↓↓↓

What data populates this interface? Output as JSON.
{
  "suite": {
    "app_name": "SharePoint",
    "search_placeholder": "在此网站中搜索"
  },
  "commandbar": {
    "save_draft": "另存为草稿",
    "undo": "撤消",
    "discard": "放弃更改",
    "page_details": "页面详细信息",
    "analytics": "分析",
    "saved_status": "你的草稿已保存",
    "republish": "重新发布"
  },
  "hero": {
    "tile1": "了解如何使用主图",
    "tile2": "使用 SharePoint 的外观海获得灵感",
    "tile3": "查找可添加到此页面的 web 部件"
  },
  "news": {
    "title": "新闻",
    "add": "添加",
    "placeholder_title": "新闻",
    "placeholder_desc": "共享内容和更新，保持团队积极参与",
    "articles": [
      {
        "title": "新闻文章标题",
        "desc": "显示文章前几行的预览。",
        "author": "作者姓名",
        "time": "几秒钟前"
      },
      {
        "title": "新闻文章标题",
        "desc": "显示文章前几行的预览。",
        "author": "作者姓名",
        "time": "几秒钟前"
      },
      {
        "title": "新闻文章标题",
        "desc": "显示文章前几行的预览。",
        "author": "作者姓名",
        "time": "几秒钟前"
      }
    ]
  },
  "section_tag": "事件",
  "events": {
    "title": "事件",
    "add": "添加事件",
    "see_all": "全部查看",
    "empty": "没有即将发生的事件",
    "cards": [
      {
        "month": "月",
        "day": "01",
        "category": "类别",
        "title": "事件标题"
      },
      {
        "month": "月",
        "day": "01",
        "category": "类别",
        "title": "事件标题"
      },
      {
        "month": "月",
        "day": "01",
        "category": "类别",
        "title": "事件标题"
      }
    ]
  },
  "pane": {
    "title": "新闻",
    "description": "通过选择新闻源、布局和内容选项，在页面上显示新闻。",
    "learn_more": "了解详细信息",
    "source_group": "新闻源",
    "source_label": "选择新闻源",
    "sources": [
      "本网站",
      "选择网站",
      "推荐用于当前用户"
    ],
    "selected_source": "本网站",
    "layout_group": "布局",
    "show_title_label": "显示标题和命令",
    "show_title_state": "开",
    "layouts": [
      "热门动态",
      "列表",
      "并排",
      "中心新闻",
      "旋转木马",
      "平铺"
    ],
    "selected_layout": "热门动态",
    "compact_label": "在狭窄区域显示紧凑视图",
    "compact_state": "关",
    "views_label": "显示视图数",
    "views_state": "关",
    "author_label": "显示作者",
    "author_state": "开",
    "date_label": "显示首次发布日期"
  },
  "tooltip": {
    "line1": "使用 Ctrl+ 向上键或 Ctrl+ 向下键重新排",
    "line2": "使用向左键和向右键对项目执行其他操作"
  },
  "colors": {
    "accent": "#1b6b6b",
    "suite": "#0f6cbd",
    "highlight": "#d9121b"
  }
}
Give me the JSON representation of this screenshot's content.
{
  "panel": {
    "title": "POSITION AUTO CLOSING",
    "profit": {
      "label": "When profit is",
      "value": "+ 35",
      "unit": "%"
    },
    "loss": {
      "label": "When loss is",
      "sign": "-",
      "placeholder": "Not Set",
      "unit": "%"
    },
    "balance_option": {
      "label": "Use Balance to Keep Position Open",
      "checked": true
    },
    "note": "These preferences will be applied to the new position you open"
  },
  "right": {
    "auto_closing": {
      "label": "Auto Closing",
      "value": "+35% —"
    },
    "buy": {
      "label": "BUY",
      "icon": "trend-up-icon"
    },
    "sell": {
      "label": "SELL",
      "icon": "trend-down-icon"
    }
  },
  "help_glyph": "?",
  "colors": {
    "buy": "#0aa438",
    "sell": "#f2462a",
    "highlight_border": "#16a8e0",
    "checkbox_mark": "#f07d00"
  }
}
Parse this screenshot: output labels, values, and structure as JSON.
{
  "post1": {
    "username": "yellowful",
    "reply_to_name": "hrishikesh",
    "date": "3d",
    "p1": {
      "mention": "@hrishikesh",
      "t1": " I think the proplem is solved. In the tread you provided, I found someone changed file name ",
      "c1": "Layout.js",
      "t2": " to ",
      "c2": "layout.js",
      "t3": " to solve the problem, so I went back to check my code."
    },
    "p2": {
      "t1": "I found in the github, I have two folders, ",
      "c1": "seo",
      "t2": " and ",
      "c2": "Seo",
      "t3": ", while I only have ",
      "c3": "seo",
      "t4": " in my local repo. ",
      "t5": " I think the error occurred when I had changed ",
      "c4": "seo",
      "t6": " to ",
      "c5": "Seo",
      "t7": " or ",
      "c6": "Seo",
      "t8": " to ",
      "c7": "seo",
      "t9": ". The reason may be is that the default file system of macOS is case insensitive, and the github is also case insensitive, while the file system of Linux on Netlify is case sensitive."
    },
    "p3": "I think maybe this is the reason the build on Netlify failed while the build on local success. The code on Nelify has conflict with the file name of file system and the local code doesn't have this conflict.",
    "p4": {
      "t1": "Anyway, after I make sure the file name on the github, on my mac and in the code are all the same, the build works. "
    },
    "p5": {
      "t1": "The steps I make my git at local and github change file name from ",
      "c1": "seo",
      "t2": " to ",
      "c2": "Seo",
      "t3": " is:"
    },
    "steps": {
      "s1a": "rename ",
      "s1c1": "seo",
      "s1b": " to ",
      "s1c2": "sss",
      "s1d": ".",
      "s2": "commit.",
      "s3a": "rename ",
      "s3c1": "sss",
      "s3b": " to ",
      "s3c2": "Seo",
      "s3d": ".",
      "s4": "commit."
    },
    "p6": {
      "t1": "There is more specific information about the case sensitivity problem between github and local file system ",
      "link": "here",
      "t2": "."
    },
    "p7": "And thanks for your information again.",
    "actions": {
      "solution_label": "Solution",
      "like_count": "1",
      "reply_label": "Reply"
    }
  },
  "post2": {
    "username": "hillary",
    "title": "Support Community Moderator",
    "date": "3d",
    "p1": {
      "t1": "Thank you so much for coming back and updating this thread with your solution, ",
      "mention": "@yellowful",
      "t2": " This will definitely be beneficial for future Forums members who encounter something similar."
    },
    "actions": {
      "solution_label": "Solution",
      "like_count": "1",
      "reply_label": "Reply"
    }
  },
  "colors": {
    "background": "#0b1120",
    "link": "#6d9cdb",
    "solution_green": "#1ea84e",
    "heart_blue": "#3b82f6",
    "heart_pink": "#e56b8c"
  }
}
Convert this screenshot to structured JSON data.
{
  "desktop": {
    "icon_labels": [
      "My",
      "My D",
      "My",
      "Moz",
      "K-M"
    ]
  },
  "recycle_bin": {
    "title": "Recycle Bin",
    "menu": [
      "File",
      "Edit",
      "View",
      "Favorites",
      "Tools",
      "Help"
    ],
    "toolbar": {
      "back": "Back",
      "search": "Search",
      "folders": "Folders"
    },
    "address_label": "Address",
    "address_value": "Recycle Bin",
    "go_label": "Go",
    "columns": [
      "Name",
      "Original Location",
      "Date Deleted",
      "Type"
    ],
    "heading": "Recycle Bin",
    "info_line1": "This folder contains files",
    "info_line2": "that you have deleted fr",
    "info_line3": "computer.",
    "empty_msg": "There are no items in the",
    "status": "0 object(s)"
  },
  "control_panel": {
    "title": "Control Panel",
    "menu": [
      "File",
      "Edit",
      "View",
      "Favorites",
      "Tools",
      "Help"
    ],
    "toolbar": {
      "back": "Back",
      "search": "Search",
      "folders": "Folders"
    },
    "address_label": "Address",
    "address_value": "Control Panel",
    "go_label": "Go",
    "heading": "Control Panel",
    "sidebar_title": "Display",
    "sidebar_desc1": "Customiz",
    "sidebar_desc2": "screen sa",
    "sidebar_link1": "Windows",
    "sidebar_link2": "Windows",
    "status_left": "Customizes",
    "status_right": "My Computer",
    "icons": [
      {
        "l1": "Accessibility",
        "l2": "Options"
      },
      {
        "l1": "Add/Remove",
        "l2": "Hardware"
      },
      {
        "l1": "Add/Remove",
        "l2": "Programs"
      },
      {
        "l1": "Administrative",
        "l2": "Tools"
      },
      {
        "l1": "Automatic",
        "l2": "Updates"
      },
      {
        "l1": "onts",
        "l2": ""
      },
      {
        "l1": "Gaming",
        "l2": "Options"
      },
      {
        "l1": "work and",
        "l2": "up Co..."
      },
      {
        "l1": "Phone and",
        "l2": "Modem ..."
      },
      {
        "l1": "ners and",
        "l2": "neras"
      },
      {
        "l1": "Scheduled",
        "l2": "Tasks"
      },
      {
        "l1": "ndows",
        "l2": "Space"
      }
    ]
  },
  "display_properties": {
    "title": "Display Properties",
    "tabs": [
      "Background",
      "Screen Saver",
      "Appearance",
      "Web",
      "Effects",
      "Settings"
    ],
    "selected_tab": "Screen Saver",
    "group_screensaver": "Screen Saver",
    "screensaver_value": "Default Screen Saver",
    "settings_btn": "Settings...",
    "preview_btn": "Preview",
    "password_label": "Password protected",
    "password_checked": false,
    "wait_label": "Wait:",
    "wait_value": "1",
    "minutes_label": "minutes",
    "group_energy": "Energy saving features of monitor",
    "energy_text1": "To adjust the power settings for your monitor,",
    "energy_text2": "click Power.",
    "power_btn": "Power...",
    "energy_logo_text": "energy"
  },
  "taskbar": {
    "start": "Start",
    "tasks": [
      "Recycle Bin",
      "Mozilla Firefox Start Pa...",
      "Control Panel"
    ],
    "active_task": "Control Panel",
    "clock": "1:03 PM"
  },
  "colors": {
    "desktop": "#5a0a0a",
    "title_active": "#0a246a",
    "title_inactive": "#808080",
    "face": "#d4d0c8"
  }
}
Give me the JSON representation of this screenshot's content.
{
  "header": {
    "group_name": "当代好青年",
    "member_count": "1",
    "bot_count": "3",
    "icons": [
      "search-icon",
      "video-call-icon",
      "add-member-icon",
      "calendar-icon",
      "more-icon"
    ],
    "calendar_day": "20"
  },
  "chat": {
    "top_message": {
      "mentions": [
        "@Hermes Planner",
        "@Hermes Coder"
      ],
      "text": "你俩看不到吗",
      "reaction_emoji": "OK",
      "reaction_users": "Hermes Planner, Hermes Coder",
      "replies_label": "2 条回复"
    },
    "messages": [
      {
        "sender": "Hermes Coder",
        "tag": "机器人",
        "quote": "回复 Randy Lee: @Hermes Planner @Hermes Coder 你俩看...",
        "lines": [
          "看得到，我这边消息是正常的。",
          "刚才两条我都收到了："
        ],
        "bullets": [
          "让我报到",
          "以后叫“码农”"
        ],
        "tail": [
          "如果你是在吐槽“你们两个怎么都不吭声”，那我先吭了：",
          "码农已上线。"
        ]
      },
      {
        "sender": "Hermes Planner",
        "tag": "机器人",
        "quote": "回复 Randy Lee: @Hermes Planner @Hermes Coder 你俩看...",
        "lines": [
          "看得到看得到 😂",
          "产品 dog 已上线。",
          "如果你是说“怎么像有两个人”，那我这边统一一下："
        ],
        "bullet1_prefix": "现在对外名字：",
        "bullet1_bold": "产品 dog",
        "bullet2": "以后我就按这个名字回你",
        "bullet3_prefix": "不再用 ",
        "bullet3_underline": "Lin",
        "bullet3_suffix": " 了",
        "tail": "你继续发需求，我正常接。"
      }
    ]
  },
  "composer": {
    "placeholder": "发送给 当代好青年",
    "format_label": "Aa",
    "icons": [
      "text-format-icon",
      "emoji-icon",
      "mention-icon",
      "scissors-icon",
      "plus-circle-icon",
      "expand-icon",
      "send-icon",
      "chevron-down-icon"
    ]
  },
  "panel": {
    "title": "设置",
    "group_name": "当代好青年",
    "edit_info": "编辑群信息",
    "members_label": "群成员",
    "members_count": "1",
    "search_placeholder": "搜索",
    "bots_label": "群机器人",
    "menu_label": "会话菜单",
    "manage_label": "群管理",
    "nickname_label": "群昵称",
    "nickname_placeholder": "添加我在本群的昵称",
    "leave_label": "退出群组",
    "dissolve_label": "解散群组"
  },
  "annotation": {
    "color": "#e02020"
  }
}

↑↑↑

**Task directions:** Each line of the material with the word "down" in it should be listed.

**Exercise output:**
      "icon": "trend-down-icon"
      "chevron-down-icon"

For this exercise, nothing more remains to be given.